The future of Ottawa’s past has never looked so bright.
A week after the provincial government announced $20 million to build a new city archives in Centrepointe, communities in Ottawa are being urged to focus on their past and “to start developing their archival stories.”
At a ceremony yesterday to declare Archives Awareness Week, Mayor Larry O’Brien and the Friends of the City of Ottawa Archives unveiled an original 1890 portrait of Queen Victoria that was previously thought to be a reproduction, along with six newly restored minute books from former municipalities, dating back to 1836. They will be included among the materials destined for the new archives building in 2010.
“The minute books represent what the Friends have done, the portrait represents what we are going to do,” said group president John Heney.

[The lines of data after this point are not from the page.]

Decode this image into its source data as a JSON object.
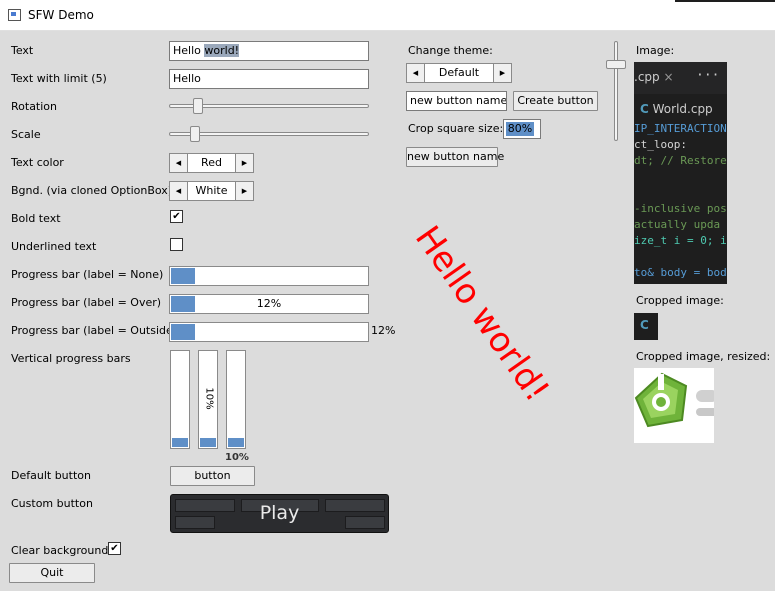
{
  "window": {
    "title": "SFW Demo"
  },
  "labels": {
    "text": "Text",
    "text_with_limit": "Text with limit (5)",
    "rotation": "Rotation",
    "scale": "Scale",
    "text_color": "Text color",
    "bgnd": "Bgnd. (via cloned OptionBox)",
    "bold_text": "Bold text",
    "underlined_text": "Underlined text",
    "pb_none": "Progress bar (label = None)",
    "pb_over": "Progress bar (label = Over)",
    "pb_outside": "Progress bar (label = Outside)",
    "vertical_pbs": "Vertical progress bars",
    "default_button": "Default button",
    "custom_button": "Custom button",
    "clear_background": "Clear background"
  },
  "inputs": {
    "text_value_a": "Hello ",
    "text_value_b": "world!",
    "text_limit_value": "Hello"
  },
  "sliders": {
    "rotation": 0.14,
    "scale": 0.1
  },
  "option_boxes": {
    "text_color": "Red",
    "background": "White",
    "theme": "Default"
  },
  "checkboxes": {
    "bold": true,
    "underlined": false,
    "clear_background": true
  },
  "progress": {
    "value": 0.12,
    "label": "12%",
    "vertical_label": "10%",
    "vertical_outside_label": "10%",
    "vertical_value": 0.1
  },
  "buttons": {
    "default": "button",
    "custom": "Play",
    "quit": "Quit",
    "create": "Create button"
  },
  "middle": {
    "change_theme": "Change theme:",
    "new_button_field": "new button name",
    "crop_label": "Crop square size:",
    "crop_value": "80%",
    "new_button_created": "new button name"
  },
  "canvas_text": "Hello world!",
  "images": {
    "image_label": "Image:",
    "cropped_label": "Cropped image:",
    "cropped_resized_label": "Cropped image, resized:",
    "code_tab": ".cpp",
    "code_tab_close": "×",
    "code_tab_more": "···",
    "code_file": "World.cpp",
    "code_lines": [
      "IP_INTERACTION",
      "ct_loop:",
      "dt; // Restore",
      "",
      "",
      "-inclusive pos",
      " actually upda",
      "ize_t i = 0; i",
      "",
      "to& body = bod"
    ]
  },
  "colors": {
    "canvas_text": "#ff0000",
    "progress_fill": "#5f8fc7",
    "window_bg": "#dcdcdc",
    "code_bg": "#1e1e1e",
    "logo_green": "#6fb33a"
  }
}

The portrait is the next restoration project to be sponsored by the FCOA Special Projects Trust Fund. It was commissioned in 1890 and rediscovered in storage at the former city council chambers on Sussex Drive. It was nearly burned in a 1931 fire that destroyed the old City Hall on Elgin Street.
The restored minute books from the Nepean Township (1836-1866), Osgoode Township (1850-1860), March Township (1850-1882), and Gloucester Township (1872-1878) are the most recently completed projects.
It took conservator Kyla Ubbink over 400 hours to restore the books. Where she could, Ubbink said they would salvage original material for the covers.
Although they are just council minutes from old townships, Heney said the minutes are fascinating.
“You have councillors voting to spend $20 to build a road, or passing bylaws about cowbells,” he said.